## Exercise instructions
Your task is to find every line of the data that holds the string "Sunday" and copy it.
Input data below:
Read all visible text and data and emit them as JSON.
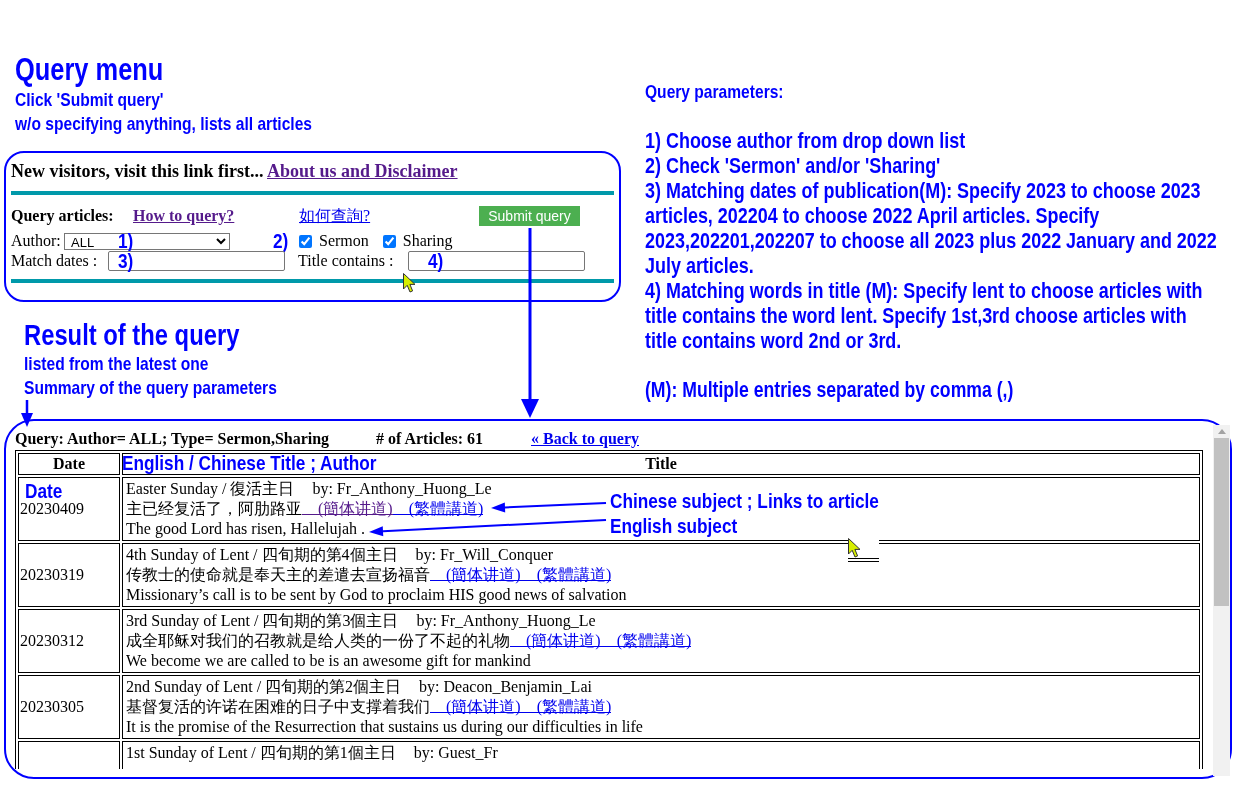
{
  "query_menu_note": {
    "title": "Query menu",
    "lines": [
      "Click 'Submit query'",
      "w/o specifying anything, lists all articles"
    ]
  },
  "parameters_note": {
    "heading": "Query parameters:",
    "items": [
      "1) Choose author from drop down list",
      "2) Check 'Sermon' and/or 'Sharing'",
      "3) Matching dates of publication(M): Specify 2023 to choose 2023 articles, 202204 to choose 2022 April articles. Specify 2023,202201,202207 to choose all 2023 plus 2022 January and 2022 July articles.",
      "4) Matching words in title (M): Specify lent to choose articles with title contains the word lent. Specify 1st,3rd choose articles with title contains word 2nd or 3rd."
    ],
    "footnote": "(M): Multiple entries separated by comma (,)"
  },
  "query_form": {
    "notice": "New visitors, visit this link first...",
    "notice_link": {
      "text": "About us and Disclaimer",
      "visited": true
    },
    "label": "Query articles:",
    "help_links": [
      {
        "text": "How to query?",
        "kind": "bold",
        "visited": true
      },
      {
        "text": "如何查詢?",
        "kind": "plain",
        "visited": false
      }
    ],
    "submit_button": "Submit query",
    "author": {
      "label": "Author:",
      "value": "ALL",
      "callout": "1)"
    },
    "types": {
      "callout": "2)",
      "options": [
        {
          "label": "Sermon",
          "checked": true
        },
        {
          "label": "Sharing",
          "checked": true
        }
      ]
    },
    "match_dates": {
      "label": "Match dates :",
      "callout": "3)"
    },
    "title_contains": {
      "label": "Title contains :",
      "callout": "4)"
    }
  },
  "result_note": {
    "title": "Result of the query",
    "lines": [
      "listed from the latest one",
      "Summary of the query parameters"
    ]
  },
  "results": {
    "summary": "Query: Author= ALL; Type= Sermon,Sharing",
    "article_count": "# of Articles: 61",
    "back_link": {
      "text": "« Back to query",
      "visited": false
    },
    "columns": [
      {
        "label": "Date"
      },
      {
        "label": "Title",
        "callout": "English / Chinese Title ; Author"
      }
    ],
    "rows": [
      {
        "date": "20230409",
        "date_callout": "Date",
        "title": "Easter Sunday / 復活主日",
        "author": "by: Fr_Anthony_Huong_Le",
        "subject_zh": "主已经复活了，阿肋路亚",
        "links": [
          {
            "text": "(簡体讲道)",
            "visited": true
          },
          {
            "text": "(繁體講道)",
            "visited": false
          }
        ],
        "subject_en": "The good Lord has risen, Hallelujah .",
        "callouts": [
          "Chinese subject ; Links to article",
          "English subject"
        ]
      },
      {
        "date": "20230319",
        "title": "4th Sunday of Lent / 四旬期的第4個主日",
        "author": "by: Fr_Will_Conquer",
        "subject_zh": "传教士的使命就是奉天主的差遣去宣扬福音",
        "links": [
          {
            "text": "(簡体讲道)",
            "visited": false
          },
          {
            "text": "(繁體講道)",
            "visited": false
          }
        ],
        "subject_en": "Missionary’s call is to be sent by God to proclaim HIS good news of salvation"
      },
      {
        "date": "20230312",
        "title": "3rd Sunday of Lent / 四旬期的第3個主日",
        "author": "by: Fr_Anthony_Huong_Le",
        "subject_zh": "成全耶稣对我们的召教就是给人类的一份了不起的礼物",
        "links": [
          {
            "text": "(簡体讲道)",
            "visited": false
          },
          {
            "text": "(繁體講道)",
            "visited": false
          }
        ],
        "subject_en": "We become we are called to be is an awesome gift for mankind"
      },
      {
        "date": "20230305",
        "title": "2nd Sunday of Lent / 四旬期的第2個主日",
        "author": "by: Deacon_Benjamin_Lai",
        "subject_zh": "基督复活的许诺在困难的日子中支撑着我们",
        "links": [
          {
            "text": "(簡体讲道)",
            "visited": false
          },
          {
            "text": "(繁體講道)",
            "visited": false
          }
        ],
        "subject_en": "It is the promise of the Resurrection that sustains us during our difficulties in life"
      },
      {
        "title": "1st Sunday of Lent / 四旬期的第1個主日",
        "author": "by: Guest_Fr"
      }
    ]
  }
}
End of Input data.
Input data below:
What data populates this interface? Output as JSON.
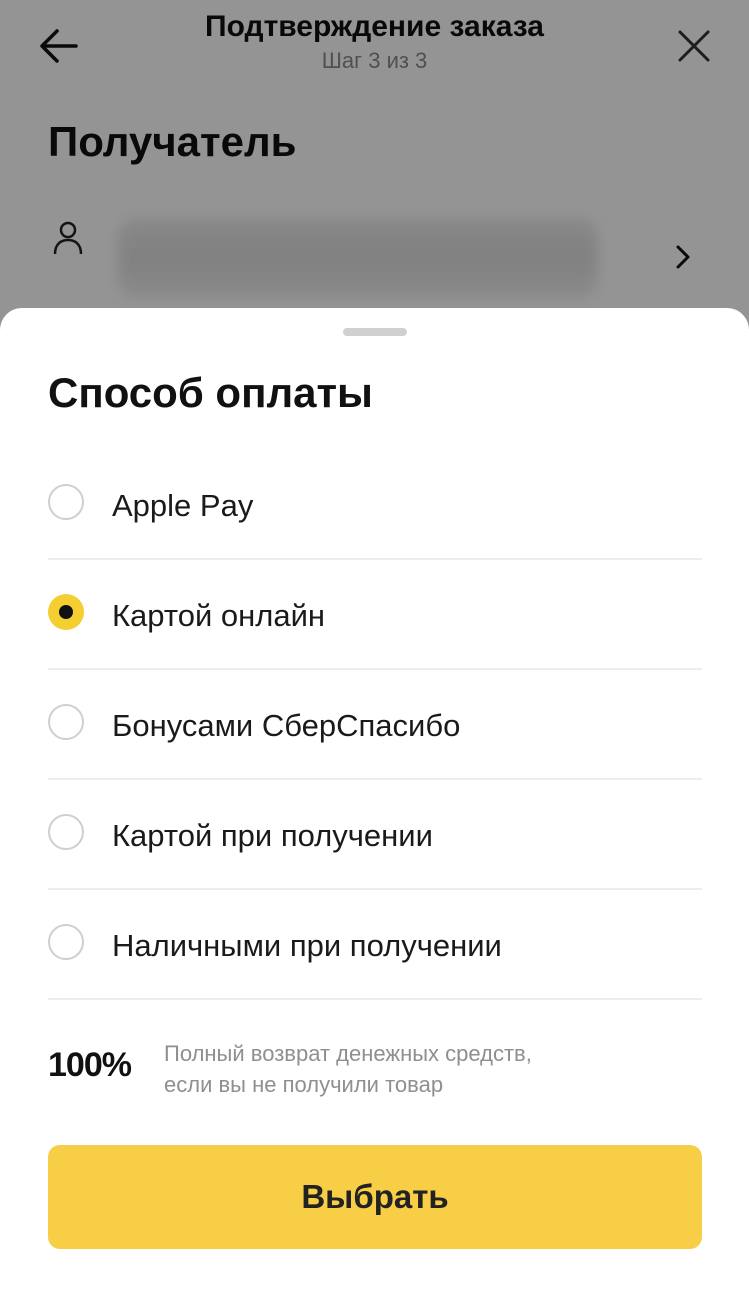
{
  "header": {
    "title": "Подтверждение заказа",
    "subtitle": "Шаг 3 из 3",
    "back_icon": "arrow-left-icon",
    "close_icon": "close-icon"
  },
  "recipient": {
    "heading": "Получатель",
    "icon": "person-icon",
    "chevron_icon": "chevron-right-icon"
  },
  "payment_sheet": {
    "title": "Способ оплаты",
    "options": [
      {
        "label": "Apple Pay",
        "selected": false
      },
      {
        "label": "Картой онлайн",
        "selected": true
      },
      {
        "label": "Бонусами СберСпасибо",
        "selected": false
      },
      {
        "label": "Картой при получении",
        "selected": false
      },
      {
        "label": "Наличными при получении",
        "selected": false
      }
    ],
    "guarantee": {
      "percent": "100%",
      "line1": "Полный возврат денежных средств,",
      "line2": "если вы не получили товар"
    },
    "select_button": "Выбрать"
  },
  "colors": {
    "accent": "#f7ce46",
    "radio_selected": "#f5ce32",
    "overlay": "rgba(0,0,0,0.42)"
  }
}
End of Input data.
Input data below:
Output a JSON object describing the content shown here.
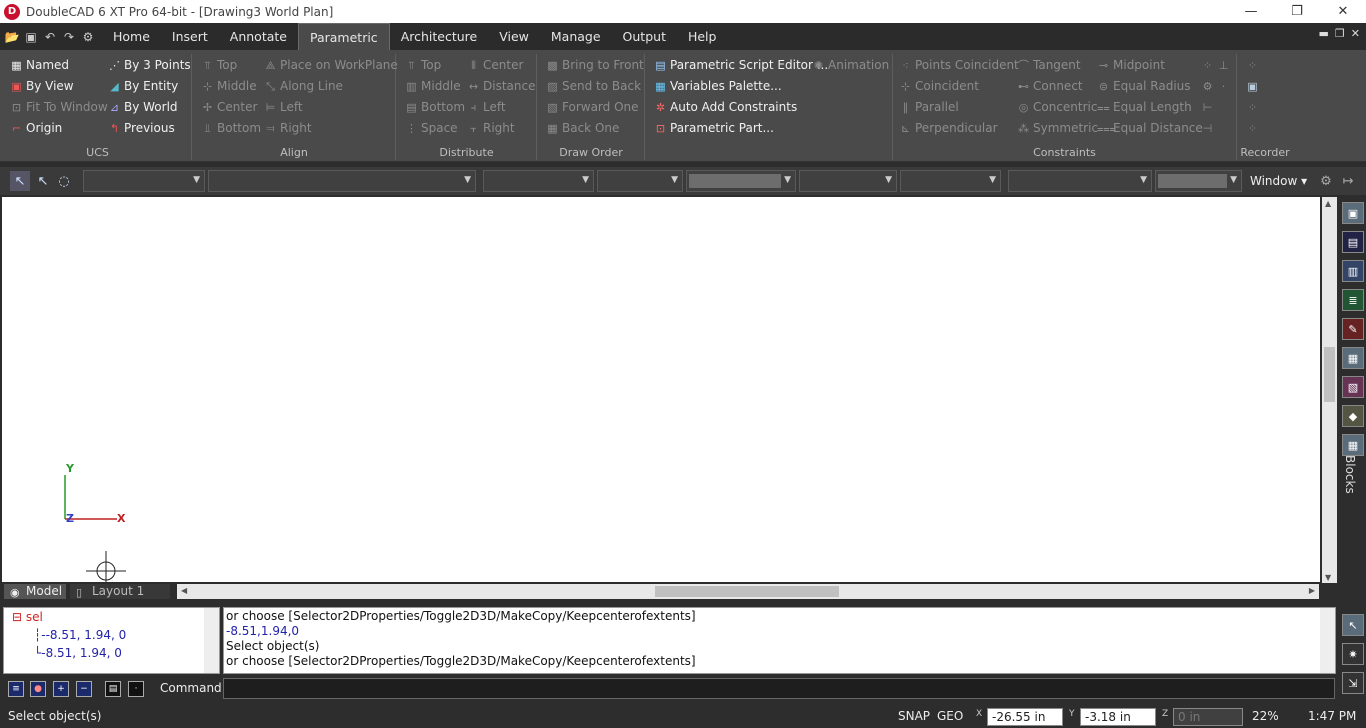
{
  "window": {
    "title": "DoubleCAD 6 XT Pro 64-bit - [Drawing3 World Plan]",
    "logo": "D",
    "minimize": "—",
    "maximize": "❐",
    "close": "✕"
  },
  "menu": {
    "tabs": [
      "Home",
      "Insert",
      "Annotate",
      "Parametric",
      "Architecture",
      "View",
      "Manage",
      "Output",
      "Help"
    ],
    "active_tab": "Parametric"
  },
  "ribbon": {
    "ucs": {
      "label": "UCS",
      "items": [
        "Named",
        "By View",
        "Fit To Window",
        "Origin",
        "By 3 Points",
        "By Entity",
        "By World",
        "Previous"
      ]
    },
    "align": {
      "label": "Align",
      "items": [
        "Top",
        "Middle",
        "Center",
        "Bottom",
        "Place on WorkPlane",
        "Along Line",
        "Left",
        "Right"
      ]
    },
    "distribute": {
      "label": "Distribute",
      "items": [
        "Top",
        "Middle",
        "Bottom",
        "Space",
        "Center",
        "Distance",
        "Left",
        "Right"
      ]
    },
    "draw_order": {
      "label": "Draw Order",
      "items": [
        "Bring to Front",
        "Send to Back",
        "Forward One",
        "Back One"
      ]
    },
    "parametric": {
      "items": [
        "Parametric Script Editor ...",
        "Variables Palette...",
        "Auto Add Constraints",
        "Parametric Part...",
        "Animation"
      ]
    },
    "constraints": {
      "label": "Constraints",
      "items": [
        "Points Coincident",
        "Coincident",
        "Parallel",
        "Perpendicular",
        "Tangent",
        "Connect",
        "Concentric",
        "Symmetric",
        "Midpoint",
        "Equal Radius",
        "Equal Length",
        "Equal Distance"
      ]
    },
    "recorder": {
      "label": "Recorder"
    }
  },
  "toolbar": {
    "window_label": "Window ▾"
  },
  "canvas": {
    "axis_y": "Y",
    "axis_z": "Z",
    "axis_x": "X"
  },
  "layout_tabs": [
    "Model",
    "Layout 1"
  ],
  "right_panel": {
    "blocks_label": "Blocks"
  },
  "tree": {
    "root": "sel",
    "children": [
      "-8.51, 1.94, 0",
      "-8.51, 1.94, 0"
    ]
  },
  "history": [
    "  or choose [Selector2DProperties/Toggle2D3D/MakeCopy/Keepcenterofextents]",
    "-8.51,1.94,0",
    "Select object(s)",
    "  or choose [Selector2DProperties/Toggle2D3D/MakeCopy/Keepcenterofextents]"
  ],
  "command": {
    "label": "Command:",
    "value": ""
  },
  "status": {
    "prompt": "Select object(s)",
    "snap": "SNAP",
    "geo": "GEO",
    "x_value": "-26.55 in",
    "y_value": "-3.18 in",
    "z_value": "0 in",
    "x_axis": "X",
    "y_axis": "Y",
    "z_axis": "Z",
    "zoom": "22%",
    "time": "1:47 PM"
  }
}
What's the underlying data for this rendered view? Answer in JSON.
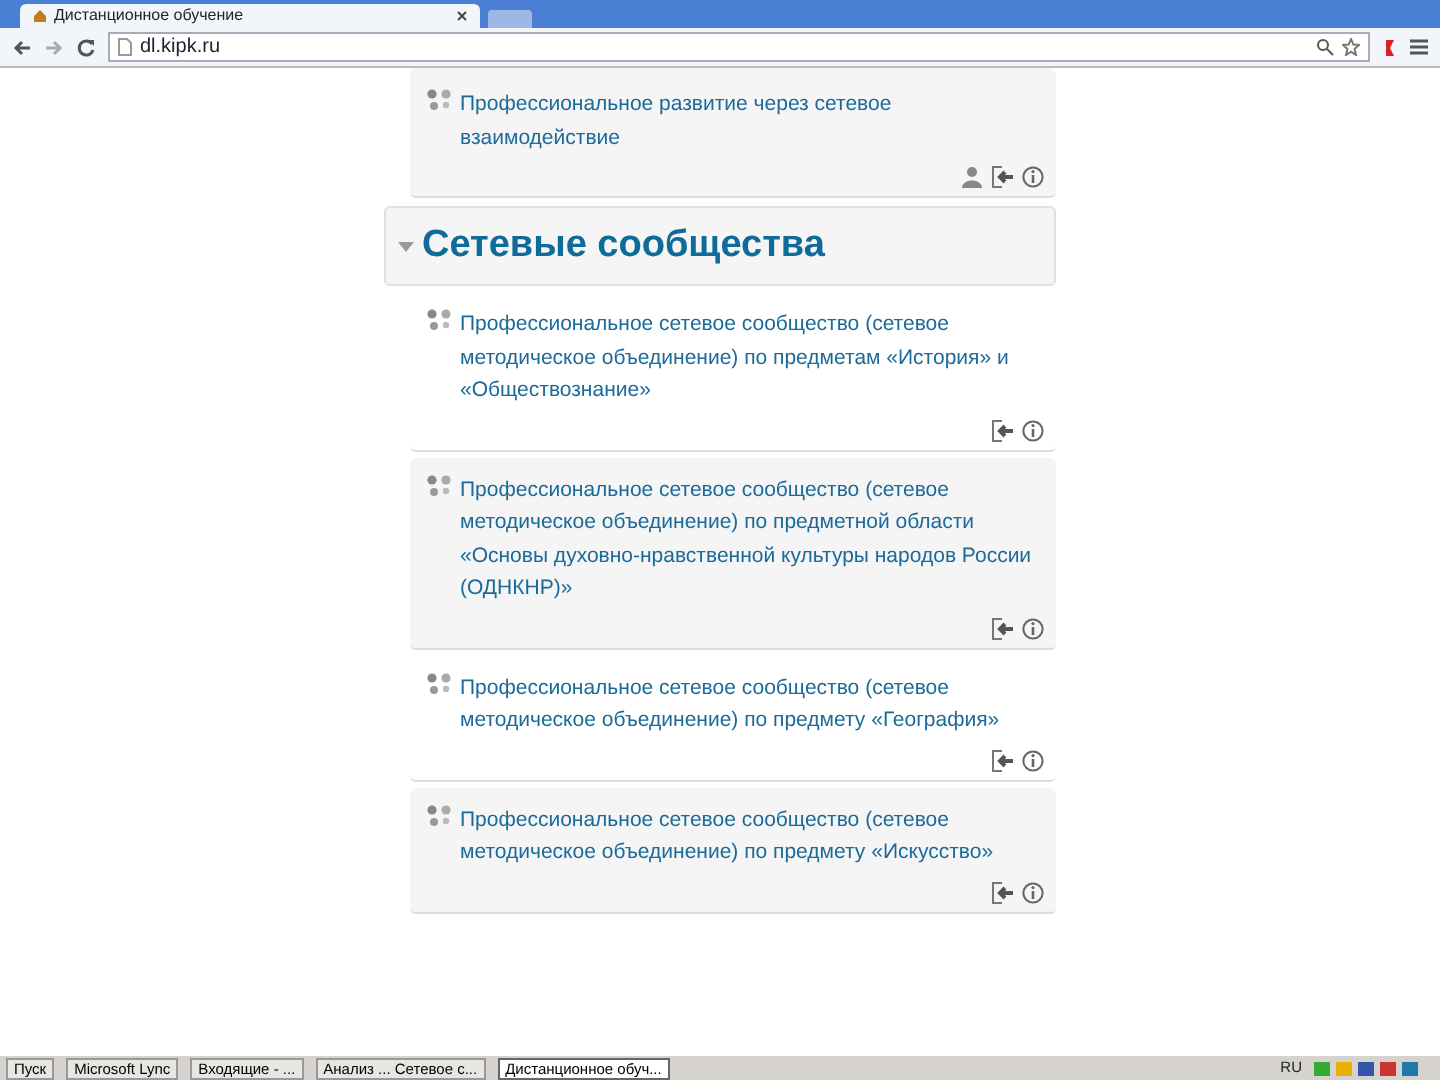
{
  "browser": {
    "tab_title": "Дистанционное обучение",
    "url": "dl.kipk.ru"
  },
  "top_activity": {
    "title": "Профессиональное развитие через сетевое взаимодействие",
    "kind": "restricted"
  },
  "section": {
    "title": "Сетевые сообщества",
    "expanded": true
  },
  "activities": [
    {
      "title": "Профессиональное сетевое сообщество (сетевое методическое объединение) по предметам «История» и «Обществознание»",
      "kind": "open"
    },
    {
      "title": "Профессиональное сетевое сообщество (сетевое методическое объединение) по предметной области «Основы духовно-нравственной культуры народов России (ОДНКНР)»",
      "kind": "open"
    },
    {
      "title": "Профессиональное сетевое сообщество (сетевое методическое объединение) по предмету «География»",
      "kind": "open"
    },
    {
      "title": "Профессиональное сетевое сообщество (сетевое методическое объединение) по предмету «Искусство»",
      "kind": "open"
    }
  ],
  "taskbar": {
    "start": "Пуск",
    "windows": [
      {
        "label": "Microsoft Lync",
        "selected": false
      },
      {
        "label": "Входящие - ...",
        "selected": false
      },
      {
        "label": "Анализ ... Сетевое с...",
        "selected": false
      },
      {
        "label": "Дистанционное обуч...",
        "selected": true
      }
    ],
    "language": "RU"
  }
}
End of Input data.
## Solution below
        "title": "Easter Sunday / 復活主日",
        "title": "4th Sunday of Lent / 四旬期的第4個主日",
        "title": "3rd Sunday of Lent / 四旬期的第3個主日",
        "title": "2nd Sunday of Lent / 四旬期的第2個主日",
        "title": "1st Sunday of Lent / 四旬期的第1個主日",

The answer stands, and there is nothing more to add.